- **REQUIRED WORK**:
Each entry is to be reproduced verbatim, and images are to be omitted.

- **SOURCE RECORDS**:
········
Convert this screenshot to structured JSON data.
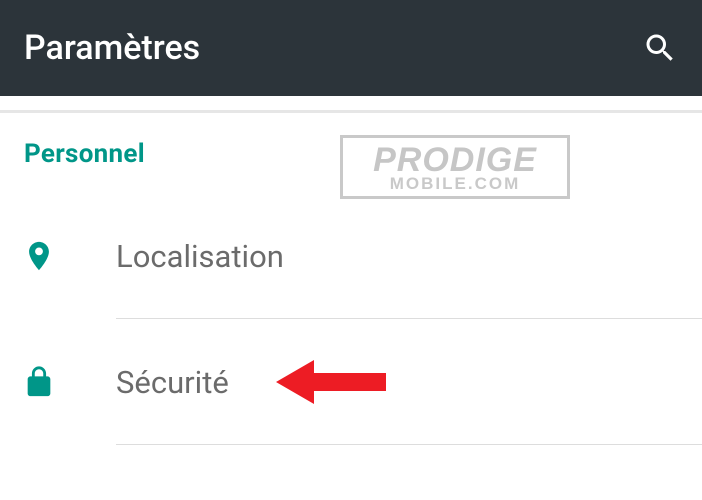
{
  "appBar": {
    "title": "Paramètres"
  },
  "section": {
    "title": "Personnel"
  },
  "watermark": {
    "line1": "PRODIGE",
    "line2": "MOBILE.COM"
  },
  "items": [
    {
      "label": "Localisation"
    },
    {
      "label": "Sécurité"
    }
  ],
  "colors": {
    "appBarBg": "#2c343a",
    "accent": "#009688",
    "arrow": "#ed1c24"
  }
}
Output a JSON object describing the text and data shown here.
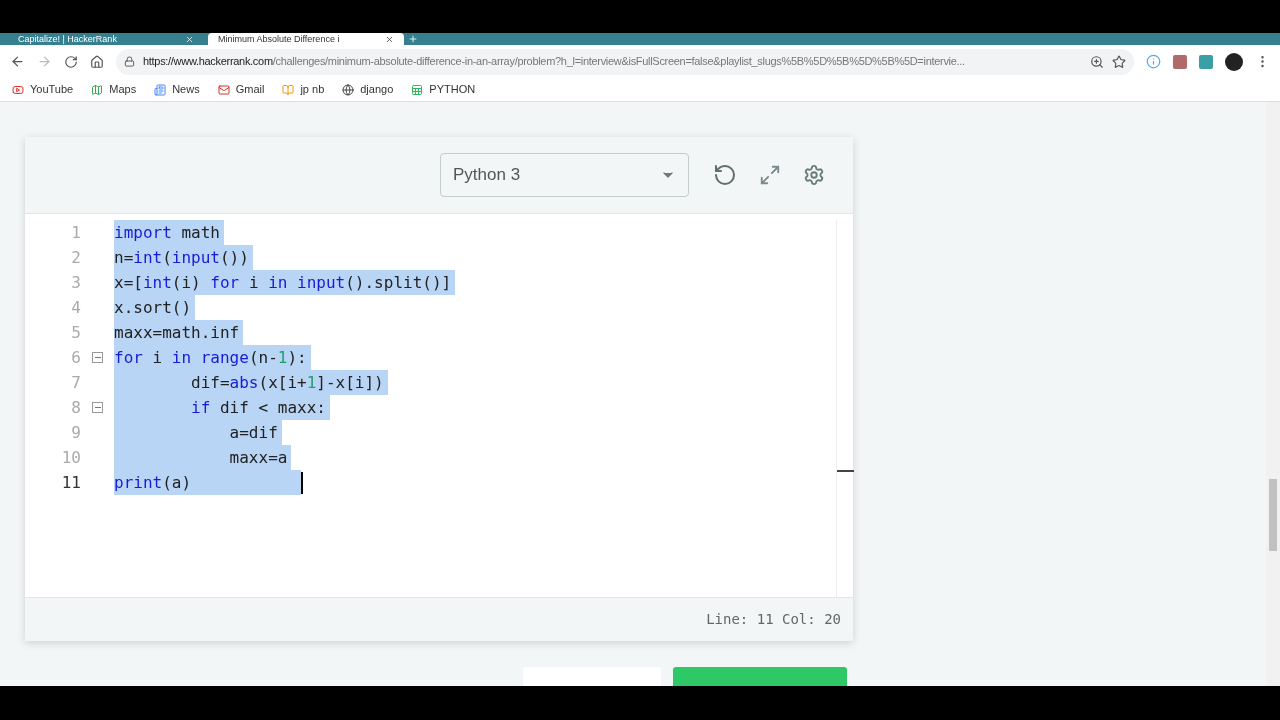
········
- **RESPONSE AREA**:
Convert this screenshot to structured JSON data.
{
  "appBar": {
    "title": "Paramètres"
  },
  "section": {
    "title": "Personnel"
  },
  "watermark": {
    "line1": "PRODIGE",
    "line2": "MOBILE.COM"
  },
  "items": [
    {
      "label": "Localisation"
    },
    {
      "label": "Sécurité"
    }
  ],
  "colors": {
    "appBarBg": "#2c343a",
    "accent": "#009688",
    "arrow": "#ed1c24"
  }
}
Output a JSON object describing the text and data shown here.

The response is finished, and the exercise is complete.